* Exercise aim
One number is all that is asked for: the number of lines below that hold the string "hours".

* Input
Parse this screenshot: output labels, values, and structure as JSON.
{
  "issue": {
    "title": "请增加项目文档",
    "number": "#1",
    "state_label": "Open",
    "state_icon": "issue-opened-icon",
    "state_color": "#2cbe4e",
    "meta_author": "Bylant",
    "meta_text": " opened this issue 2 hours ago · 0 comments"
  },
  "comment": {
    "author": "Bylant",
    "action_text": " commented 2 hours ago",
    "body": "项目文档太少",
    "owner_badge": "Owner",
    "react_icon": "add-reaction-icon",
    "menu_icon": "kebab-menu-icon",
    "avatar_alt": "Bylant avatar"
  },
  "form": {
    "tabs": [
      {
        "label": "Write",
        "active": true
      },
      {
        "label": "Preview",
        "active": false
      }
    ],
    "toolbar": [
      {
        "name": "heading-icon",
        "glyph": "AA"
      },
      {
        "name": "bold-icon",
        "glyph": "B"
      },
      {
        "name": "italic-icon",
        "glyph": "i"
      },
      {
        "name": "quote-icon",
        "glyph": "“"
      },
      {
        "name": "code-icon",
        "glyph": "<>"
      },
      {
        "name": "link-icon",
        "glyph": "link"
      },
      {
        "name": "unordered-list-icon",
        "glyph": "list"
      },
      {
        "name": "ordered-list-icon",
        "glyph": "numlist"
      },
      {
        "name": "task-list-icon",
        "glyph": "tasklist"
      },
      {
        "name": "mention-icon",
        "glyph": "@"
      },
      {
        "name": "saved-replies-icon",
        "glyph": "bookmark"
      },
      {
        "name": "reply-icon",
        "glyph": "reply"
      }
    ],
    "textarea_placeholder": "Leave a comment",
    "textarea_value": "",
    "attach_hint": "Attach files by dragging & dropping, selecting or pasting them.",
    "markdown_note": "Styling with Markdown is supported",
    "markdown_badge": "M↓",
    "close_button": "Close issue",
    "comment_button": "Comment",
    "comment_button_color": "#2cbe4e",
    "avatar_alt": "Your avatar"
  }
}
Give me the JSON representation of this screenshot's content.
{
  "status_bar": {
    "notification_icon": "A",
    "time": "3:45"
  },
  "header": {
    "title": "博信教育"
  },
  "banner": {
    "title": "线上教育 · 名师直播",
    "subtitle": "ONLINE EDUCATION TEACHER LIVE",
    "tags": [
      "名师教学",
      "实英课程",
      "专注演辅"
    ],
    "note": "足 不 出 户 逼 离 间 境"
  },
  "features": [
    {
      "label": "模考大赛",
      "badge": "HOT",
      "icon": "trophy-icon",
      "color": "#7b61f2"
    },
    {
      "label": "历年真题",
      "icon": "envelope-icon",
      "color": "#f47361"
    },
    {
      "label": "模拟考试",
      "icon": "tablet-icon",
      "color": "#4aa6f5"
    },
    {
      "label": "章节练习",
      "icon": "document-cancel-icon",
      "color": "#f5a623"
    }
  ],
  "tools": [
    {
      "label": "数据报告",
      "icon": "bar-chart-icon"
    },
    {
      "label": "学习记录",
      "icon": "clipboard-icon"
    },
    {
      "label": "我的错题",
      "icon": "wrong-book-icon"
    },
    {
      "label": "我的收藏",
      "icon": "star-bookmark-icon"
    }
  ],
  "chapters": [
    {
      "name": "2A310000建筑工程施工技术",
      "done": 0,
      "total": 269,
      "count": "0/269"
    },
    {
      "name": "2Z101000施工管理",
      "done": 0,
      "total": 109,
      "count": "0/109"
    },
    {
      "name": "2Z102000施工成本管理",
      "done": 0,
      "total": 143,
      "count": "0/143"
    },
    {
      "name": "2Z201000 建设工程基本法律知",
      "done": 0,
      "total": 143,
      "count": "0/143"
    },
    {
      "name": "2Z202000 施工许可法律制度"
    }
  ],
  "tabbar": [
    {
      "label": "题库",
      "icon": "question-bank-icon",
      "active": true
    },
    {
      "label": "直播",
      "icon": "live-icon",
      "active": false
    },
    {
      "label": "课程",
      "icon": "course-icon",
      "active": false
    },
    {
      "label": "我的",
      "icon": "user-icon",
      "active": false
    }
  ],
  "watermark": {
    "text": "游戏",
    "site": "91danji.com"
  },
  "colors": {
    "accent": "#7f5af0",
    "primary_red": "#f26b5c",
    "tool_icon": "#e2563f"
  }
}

* Output for this task
2